Sarah Scalese, senior associate vice president for communications at Syracuse University, had previously told Insider via email: "In accordance with University's bylaws and shared governance structure, honorary degree nominees are recommended by the University Senate. The University is reviewing the resolution recently passed by the University Senate to rescind Rudy Giuliani's honorary degree."

Following publication of this article, Syracuse University spokesperson Sarah Scalese confirmed that the school's Board of Trustees in November "approved a standard and process for the revocation of honorary degrees."

Scalese added: "Now that the Board has approved this standard and process, the University Senate is responsible for implementation. Any request to revoke an honorary degree would start with the Senate Committee on Honorary Degrees.

Said Bruen: "All I know is the report has been circulated, has received widespread approval and support. Hopefully we can move to fully revoke it in the spring. The university is going very slow with the process."
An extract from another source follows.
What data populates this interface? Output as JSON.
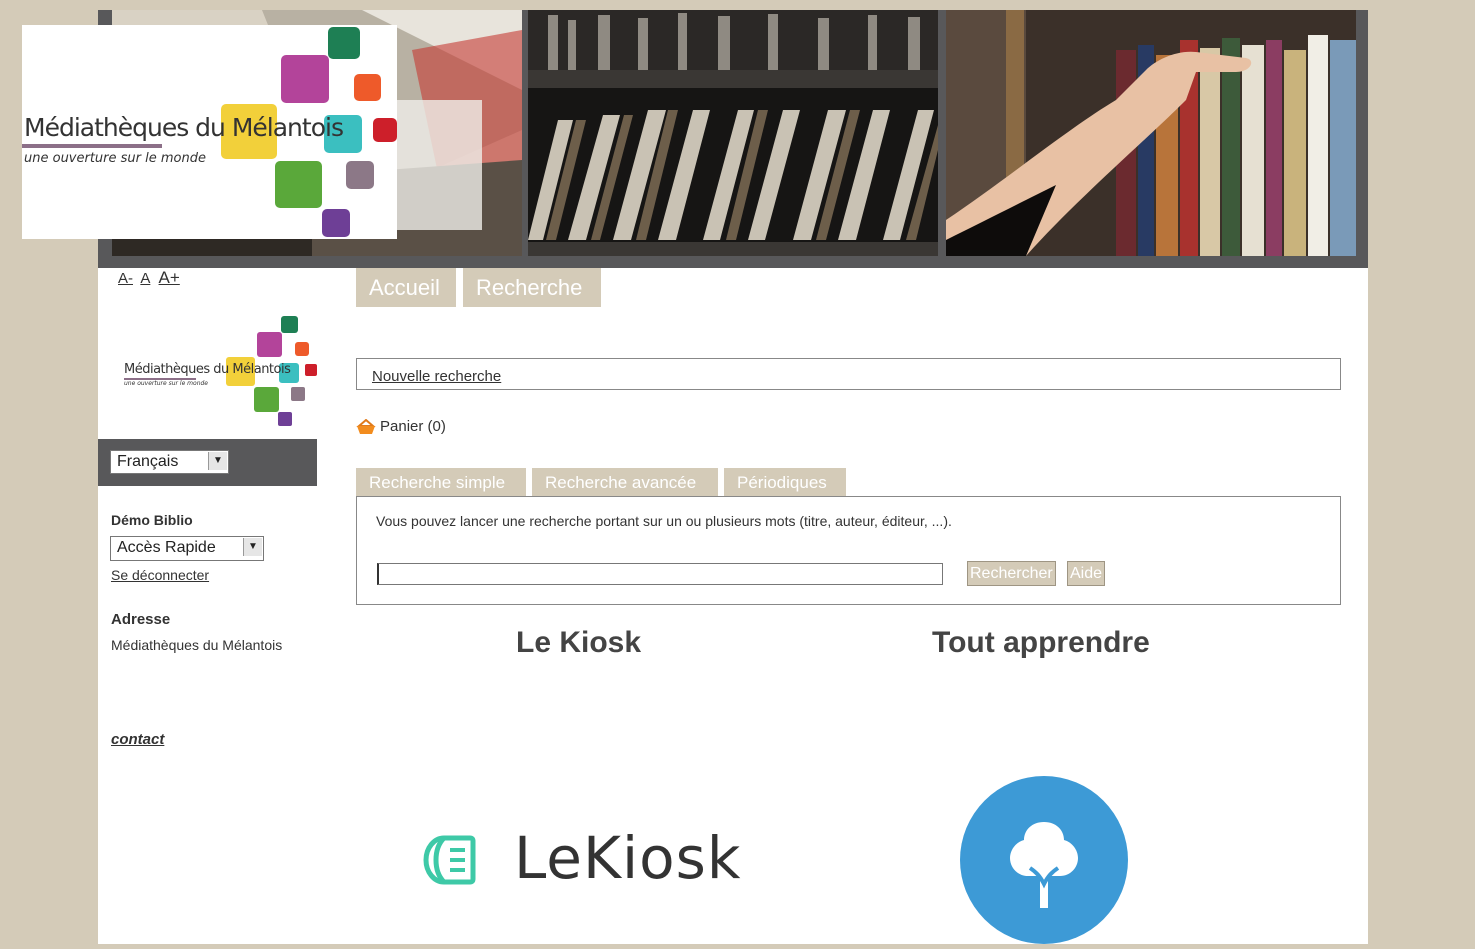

Insider reported in June that while several colleges had taken back honorary degrees they bestowed upon Giuliani during less contentious times, five colleges, including Syracuse University, have not to date rescinded honorary degrees awarded to Giuliani.

Apart from Syracuse University — President Joe Biden is a graduate of the Syracuse University College of Law, incidentally — the hold-outs include St. John Fisher University in New York, Loyola University Maryland, The Citadel in South Carolina, and Georgetown University in Washington, DC.

The officials at the four other schools did not respond this week to Insider's multiple requests for comment.

At least three schools have previously revoked Giuliani's honorary degrees: Middlebury College in Vermont, Drexel University in Pennsylvania, and the University of Rhode Island.

Ted Goodman, communications and political advisor to Giuliani, told Insider in a statement that the call to remove Giuliani's honorary degree from Syracuse was "unfortunate."

"Mayor Giuliani was honored for his successful legal career fighting corruption and taking down the Mafia," Goodman said. "He locked up corrupt members of Congress, charged three borough presidents, and prosecuted some of the largest Wall Street insider trading cases all before he was Mayor of New York, where he cleaned up the city and comforted the nation following 9/11."

"It's unfortunate this student is spending his time attacking a genuine American hero and I hope Syracuse University makes it clear that no action will be taken to revoke Mayor Giuliani's honorary degree," Goodman added.

Giuliani, who served as former President Donald Trump's personal attorney, was a target of the criminal probe in Fulton County, Georgia, regarding his interference in the 2020 presidential election. In August, he testified before a special grand jury in Atlanta.

More recently, Giuliani repeatedly lost his temper during an attorney-misconduct proceeding, accusing the disciplinary counsel of asking unfair questions, and ranting about the 2020 election.

This story has been updated to include a statement from a Syracuse University spokesperson and a spokesperson for Rudy Giuliani.

Read the original article on Business Insider